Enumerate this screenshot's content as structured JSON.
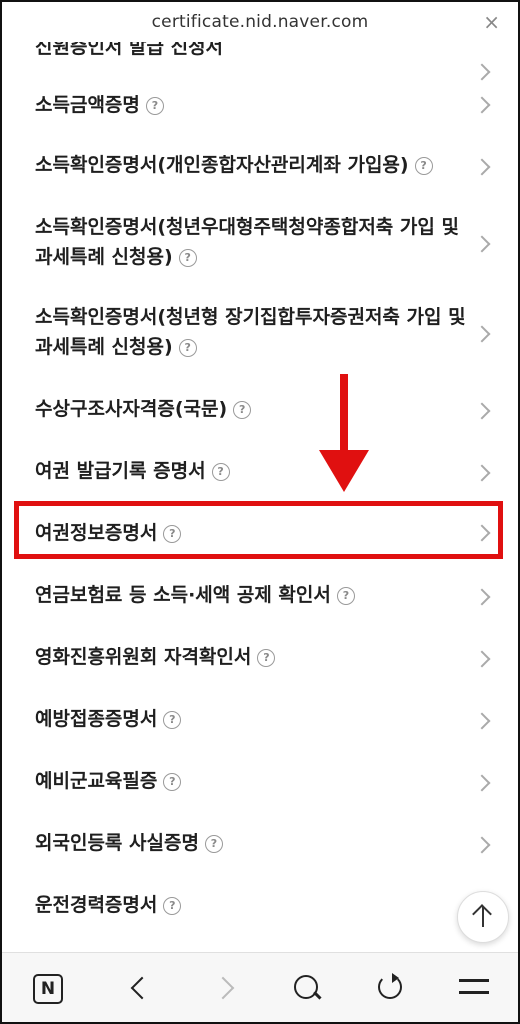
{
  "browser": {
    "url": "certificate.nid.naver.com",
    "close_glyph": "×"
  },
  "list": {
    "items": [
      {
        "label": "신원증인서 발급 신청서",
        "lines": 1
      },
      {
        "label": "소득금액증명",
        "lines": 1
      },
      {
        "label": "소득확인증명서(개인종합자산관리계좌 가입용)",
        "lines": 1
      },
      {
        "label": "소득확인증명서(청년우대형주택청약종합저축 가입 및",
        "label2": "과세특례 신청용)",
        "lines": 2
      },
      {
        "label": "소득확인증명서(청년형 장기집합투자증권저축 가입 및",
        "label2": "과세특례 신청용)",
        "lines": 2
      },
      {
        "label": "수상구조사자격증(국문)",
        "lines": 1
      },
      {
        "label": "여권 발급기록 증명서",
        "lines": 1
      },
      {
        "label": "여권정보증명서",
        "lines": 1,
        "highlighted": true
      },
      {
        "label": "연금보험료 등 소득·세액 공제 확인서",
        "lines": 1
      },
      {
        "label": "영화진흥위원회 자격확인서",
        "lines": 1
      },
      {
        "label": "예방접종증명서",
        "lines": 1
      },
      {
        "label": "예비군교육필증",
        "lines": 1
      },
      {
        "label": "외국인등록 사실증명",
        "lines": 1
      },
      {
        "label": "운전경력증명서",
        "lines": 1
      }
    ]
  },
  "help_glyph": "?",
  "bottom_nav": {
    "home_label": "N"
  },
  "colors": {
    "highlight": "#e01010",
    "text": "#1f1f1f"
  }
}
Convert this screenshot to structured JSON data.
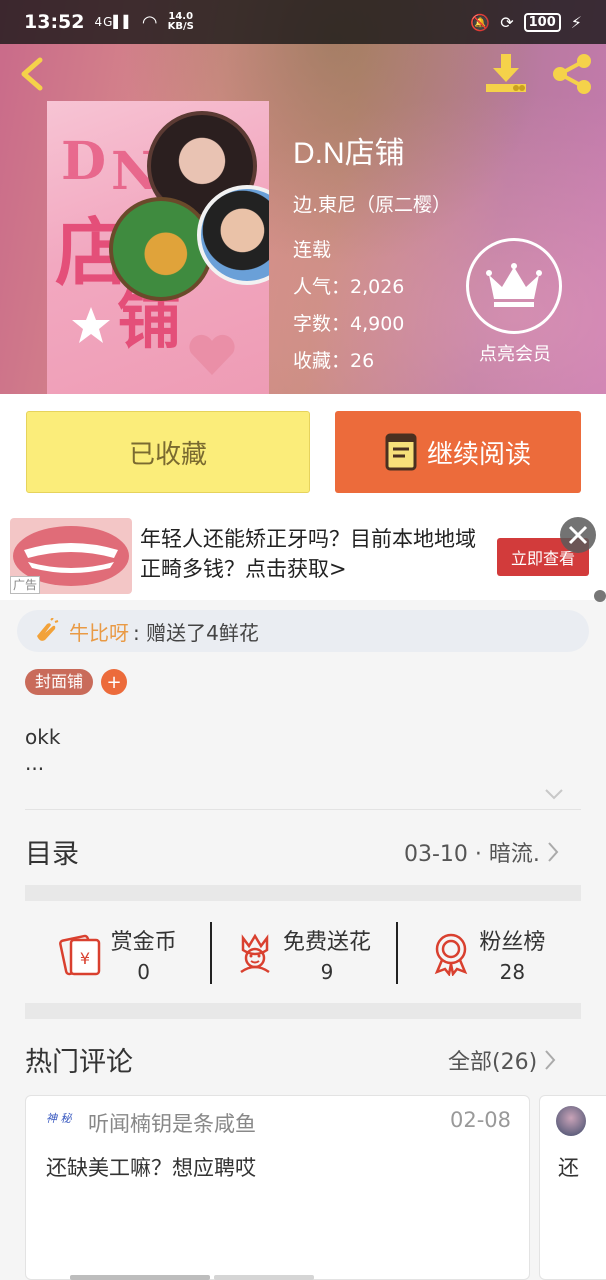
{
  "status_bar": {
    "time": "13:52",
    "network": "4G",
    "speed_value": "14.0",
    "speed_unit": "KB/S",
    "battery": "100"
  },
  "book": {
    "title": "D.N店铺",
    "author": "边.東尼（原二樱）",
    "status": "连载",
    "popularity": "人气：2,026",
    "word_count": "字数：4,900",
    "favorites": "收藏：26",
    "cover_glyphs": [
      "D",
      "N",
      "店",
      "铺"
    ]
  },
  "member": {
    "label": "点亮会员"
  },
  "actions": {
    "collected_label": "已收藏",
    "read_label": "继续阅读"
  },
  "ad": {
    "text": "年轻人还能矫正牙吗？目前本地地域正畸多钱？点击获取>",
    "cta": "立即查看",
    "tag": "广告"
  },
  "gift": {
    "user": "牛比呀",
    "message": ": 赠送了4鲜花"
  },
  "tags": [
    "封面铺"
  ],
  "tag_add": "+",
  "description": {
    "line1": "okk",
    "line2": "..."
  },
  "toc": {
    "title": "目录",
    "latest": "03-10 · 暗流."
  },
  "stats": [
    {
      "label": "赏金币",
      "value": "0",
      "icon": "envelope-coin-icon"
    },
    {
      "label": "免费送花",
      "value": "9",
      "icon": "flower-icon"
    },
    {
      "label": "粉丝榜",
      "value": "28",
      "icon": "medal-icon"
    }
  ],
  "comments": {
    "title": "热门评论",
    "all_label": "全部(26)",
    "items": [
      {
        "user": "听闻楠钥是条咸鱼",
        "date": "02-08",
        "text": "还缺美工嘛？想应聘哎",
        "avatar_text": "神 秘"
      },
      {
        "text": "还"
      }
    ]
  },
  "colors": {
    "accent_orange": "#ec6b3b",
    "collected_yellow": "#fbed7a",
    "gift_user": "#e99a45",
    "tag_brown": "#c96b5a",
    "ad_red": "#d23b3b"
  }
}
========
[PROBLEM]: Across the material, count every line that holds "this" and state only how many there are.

[ANSWER]: 2